▶ _Assignment_
Each line of the records below that contains "data" needs to be copied.
*** Record excerpts Section Begins ***
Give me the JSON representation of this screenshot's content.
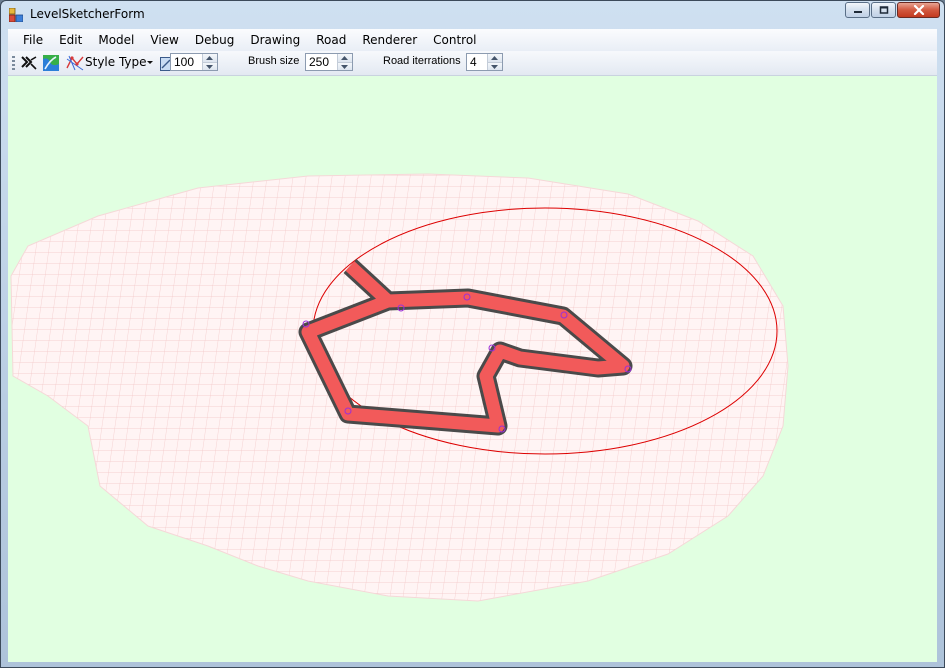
{
  "window": {
    "title": "LevelSketcherForm"
  },
  "menu": {
    "items": [
      "File",
      "Edit",
      "Model",
      "View",
      "Debug",
      "Drawing",
      "Road",
      "Renderer",
      "Control"
    ]
  },
  "toolbar": {
    "style_type_label": "Style Type",
    "zoom_value": "100",
    "brush_size_label": "Brush size",
    "brush_size_value": "250",
    "road_iterations_label": "Road iterrations",
    "road_iterations_value": "4"
  },
  "icons": {
    "app": "app-icon",
    "select": "select-tool-icon",
    "brush": "terrain-brush-icon",
    "style": "style-type-icon",
    "zoom": "zoom-icon",
    "minimize": "minimize-icon",
    "maximize": "maximize-icon",
    "close": "close-icon"
  },
  "colors": {
    "viewport_background": "#e1ffe1",
    "terrain": "#fff4f4",
    "grid": "#f0b8b8",
    "road_fill": "#f25a5a",
    "road_border": "#4a4a4a",
    "selection_circle": "#dd0000",
    "control_point": "#9b30d8"
  }
}
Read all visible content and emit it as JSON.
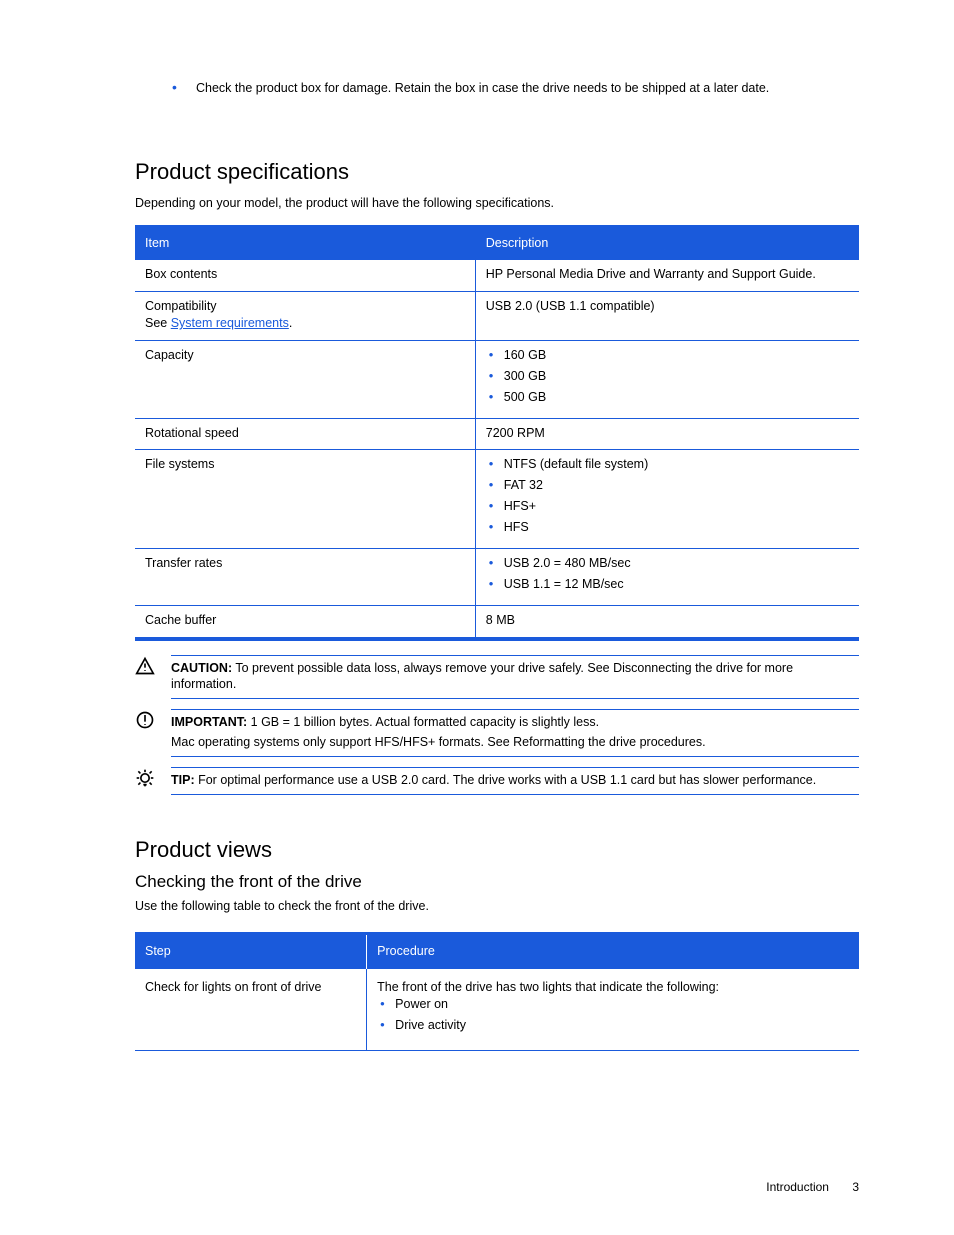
{
  "top_bullet": "Check the product box for damage. Retain the box in case the drive needs to be shipped at a later date.",
  "specs_section": {
    "heading": "Product specifications",
    "lead": "Depending on your model, the product will have the following specifications.",
    "headers": {
      "item": "Item",
      "desc": "Description"
    },
    "rows": [
      {
        "item": {
          "text": "Box contents"
        },
        "desc": "HP Personal Media Drive and Warranty and Support Guide."
      },
      {
        "item": {
          "text": "Compatibility",
          "extra_html": "See <a class=\"link\" data-name=\"system-requirements-link\" data-interactable=\"true\">System requirements</a>."
        },
        "desc": "USB 2.0 (USB 1.1 compatible)"
      },
      {
        "item": {
          "text": "Capacity"
        },
        "desc_list": [
          "160 GB",
          "300 GB",
          "500 GB"
        ]
      },
      {
        "item": {
          "text": "Rotational speed"
        },
        "desc": "7200 RPM"
      },
      {
        "item": {
          "text": "File systems"
        },
        "desc_list": [
          "NTFS (default file system)",
          "FAT 32",
          "HFS+",
          "HFS"
        ]
      },
      {
        "item": {
          "text": "Transfer rates"
        },
        "desc_list": [
          "USB 2.0 = 480 MB/sec",
          "USB 1.1 = 12 MB/sec"
        ]
      },
      {
        "item": {
          "text": "Cache buffer"
        },
        "desc": "8 MB"
      }
    ]
  },
  "admonitions": [
    {
      "kind": "caution",
      "label": "CAUTION:",
      "text": "To prevent possible data loss, always remove your drive safely. See Disconnecting the drive for more information."
    },
    {
      "kind": "important",
      "label": "IMPORTANT:",
      "text": "1 GB = 1 billion bytes. Actual formatted capacity is slightly less.",
      "text2": "Mac operating systems only support HFS/HFS+ formats. See Reformatting the drive procedures."
    },
    {
      "kind": "tip",
      "label": "TIP:",
      "text": "For optimal performance use a USB 2.0 card. The drive works with a USB 1.1 card but has slower performance."
    }
  ],
  "views": {
    "heading": "Product views",
    "sub": "Checking the front of the drive",
    "lead": "Use the following table to check the front of the drive.",
    "headers": {
      "step": "Step",
      "proc": "Procedure"
    },
    "row": {
      "step": "Check for lights on front of drive",
      "proc_intro": "The front of the drive has two lights that indicate the following:",
      "proc_list": [
        "Power on",
        "Drive activity"
      ]
    }
  },
  "footer": {
    "section": "Introduction",
    "page": "3"
  }
}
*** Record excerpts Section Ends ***
▶ _Problem solution_
          "extra_html": "See <a class=\"link\" data-name=\"system-requirements-link\" data-interactable=\"true\">System requirements</a>."
      "text": "To prevent possible data loss, always remove your drive safely. See Disconnecting the drive for more information."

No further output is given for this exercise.